## [Task details]
The task calls for every line of the data to be retyped exactly.

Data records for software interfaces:
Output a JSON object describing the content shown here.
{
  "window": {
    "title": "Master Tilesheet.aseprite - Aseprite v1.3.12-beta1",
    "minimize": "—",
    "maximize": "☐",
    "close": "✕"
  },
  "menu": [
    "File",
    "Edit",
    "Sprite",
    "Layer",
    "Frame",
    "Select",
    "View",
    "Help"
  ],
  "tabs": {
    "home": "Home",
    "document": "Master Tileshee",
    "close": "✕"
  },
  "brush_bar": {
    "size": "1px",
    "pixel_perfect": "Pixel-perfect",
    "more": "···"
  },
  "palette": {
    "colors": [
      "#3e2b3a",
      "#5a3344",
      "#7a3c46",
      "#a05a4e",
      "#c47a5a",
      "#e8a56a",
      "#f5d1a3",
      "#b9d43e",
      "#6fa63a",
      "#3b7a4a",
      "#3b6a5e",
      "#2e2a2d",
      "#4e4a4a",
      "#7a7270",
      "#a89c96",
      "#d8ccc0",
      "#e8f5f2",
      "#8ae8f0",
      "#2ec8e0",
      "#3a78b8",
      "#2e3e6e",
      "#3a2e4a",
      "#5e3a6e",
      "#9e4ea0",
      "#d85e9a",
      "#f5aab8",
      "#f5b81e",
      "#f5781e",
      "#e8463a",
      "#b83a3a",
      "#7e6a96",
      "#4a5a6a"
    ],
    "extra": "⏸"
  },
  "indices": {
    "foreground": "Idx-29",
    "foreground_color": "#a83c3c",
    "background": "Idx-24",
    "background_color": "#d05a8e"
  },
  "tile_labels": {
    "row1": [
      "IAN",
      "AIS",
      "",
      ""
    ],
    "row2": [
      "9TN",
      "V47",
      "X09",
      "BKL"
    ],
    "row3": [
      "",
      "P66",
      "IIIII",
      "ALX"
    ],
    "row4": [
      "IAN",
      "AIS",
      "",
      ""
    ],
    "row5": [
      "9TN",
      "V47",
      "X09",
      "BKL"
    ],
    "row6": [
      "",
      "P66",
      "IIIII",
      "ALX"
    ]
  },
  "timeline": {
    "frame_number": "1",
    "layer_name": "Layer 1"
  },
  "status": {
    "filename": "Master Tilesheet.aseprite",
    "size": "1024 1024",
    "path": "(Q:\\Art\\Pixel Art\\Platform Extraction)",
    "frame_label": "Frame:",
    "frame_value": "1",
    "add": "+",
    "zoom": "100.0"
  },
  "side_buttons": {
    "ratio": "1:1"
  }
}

## [Answer for the task]
Output a JSON object describing the content shown here.
{
  "window": {
    "title": "Master Tilesheet.aseprite - Aseprite v1.3.12-beta1",
    "minimize": "—",
    "maximize": "☐",
    "close": "✕"
  },
  "menu": [
    "File",
    "Edit",
    "Sprite",
    "Layer",
    "Frame",
    "Select",
    "View",
    "Help"
  ],
  "tabs": {
    "home": "Home",
    "document": "Master Tileshee",
    "close": "✕"
  },
  "brush_bar": {
    "size": "1px",
    "pixel_perfect": "Pixel-perfect",
    "more": "···"
  },
  "palette": {
    "colors": [
      "#3e2b3a",
      "#5a3344",
      "#7a3c46",
      "#a05a4e",
      "#c47a5a",
      "#e8a56a",
      "#f5d1a3",
      "#b9d43e",
      "#6fa63a",
      "#3b7a4a",
      "#3b6a5e",
      "#2e2a2d",
      "#4e4a4a",
      "#7a7270",
      "#a89c96",
      "#d8ccc0",
      "#e8f5f2",
      "#8ae8f0",
      "#2ec8e0",
      "#3a78b8",
      "#2e3e6e",
      "#3a2e4a",
      "#5e3a6e",
      "#9e4ea0",
      "#d85e9a",
      "#f5aab8",
      "#f5b81e",
      "#f5781e",
      "#e8463a",
      "#b83a3a",
      "#7e6a96",
      "#4a5a6a"
    ],
    "extra": "⏸"
  },
  "indices": {
    "foreground": "Idx-29",
    "foreground_color": "#a83c3c",
    "background": "Idx-24",
    "background_color": "#d05a8e"
  },
  "tile_labels": {
    "row1": [
      "IAN",
      "AIS",
      "",
      ""
    ],
    "row2": [
      "9TN",
      "V47",
      "X09",
      "BKL"
    ],
    "row3": [
      "",
      "P66",
      "IIIII",
      "ALX"
    ],
    "row4": [
      "IAN",
      "AIS",
      "",
      ""
    ],
    "row5": [
      "9TN",
      "V47",
      "X09",
      "BKL"
    ],
    "row6": [
      "",
      "P66",
      "IIIII",
      "ALX"
    ]
  },
  "timeline": {
    "frame_number": "1",
    "layer_name": "Layer 1"
  },
  "status": {
    "filename": "Master Tilesheet.aseprite",
    "size": "1024 1024",
    "path": "(Q:\\Art\\Pixel Art\\Platform Extraction)",
    "frame_label": "Frame:",
    "frame_value": "1",
    "add": "+",
    "zoom": "100.0"
  },
  "side_buttons": {
    "ratio": "1:1"
  }
}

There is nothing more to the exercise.